[Start of section]
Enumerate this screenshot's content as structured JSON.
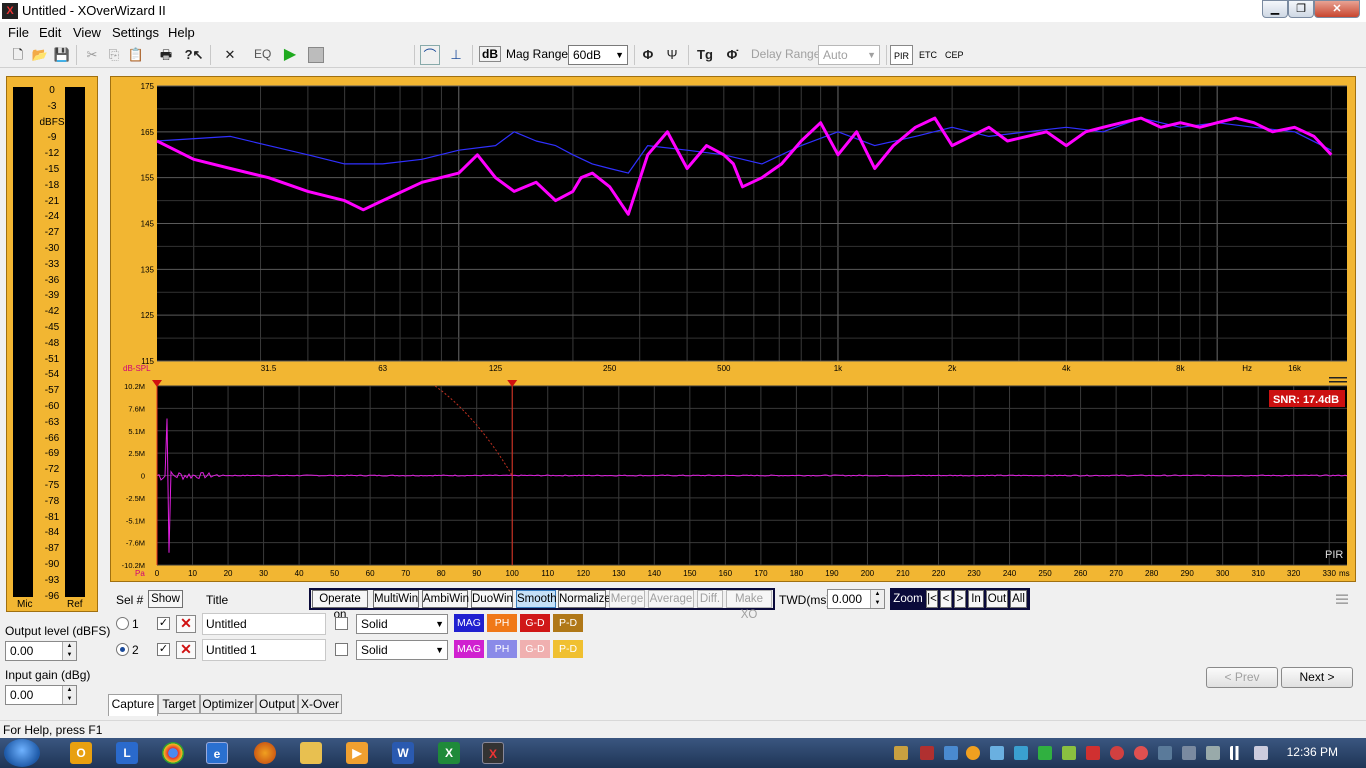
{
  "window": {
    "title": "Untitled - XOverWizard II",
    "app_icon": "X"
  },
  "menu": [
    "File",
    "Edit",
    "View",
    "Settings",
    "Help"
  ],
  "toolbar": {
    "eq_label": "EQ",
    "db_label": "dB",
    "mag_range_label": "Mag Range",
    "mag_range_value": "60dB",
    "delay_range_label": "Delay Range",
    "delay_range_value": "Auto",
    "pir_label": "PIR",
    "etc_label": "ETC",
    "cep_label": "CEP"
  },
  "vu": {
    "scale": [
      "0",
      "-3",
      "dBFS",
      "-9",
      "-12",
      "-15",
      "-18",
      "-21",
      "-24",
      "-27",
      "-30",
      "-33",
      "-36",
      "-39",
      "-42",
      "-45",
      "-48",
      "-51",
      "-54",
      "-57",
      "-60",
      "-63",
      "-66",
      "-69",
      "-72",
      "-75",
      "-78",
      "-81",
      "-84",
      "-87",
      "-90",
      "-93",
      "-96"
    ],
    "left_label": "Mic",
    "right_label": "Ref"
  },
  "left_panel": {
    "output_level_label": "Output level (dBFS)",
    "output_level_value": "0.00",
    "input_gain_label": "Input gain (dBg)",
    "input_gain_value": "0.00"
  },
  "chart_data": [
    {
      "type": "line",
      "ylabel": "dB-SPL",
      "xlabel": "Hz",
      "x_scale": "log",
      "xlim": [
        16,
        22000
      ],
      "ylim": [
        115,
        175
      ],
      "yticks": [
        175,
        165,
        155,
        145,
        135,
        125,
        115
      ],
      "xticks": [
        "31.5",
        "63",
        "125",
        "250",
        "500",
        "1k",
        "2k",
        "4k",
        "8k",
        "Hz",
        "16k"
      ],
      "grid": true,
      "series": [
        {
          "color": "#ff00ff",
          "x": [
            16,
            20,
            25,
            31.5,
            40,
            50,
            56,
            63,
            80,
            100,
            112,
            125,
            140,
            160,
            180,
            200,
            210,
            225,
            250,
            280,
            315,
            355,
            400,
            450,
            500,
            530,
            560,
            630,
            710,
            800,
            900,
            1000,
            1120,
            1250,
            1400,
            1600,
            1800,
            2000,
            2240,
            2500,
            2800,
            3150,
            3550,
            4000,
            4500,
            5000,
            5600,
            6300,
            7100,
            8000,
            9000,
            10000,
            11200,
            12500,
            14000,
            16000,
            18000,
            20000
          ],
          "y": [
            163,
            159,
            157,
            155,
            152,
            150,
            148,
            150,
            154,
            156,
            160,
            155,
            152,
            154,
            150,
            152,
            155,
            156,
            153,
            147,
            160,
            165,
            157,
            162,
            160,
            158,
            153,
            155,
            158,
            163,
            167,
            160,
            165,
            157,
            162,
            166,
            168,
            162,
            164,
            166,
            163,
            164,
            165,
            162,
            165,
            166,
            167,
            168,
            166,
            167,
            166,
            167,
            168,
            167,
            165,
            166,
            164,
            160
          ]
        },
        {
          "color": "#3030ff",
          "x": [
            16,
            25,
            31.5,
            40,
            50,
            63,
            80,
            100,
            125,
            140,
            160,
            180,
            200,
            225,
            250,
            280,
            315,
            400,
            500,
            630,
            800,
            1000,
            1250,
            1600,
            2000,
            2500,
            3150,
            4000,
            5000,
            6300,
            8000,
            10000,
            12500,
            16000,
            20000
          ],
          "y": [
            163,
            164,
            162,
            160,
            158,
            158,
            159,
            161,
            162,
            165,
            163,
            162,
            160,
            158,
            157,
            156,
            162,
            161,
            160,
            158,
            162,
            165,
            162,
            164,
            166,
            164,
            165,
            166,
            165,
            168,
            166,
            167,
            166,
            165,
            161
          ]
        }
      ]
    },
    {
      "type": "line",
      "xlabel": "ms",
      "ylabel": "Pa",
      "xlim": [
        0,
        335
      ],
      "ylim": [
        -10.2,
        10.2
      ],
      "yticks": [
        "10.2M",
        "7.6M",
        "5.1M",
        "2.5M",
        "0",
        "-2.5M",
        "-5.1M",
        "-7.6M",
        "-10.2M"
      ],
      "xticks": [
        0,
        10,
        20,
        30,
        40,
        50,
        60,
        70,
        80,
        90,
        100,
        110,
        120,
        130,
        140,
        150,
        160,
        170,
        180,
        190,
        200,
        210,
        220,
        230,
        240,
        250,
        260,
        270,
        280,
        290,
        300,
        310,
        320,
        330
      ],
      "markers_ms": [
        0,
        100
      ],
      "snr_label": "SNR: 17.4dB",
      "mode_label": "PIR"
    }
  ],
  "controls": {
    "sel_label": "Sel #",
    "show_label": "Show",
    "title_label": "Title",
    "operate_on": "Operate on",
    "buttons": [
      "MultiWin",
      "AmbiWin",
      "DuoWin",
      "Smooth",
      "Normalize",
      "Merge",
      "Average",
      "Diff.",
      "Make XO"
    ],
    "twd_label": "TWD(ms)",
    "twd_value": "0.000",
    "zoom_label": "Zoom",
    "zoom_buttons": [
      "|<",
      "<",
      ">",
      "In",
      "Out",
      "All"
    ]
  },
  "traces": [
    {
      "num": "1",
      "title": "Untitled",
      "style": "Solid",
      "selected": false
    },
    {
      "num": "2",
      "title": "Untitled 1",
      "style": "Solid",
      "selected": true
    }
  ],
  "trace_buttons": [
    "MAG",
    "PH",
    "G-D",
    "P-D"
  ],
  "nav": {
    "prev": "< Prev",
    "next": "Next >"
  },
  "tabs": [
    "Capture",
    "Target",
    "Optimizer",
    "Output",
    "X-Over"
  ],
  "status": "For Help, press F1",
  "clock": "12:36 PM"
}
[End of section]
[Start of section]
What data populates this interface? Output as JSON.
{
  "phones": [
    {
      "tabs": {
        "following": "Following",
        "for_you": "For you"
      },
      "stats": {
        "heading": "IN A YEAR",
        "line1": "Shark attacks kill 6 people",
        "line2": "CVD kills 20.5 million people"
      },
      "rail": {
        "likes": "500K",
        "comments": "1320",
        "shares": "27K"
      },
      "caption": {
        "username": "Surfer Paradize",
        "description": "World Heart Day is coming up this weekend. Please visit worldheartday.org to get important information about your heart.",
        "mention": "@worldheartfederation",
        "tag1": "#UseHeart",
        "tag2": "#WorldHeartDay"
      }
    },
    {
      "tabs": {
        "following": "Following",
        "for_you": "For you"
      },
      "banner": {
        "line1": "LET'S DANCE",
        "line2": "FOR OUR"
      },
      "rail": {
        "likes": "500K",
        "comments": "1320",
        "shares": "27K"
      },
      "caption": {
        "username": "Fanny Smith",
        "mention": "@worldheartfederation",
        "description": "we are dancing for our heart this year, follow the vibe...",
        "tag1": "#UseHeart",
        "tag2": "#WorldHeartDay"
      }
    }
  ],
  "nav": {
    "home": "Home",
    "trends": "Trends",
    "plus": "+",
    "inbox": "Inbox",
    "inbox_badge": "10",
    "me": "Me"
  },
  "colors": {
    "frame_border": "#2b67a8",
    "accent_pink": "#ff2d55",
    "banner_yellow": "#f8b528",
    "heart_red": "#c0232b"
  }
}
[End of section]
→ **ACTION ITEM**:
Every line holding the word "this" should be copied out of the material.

→ **RESPONSE**:
Enumerate this screenshot's content as structured JSON.
What data populates this interface? Output as JSON.
        "description": "World Heart Day is coming up this weekend. Please visit worldheartday.org to get important information about your heart.",
        "description": "we are dancing for our heart this year, follow the vibe...",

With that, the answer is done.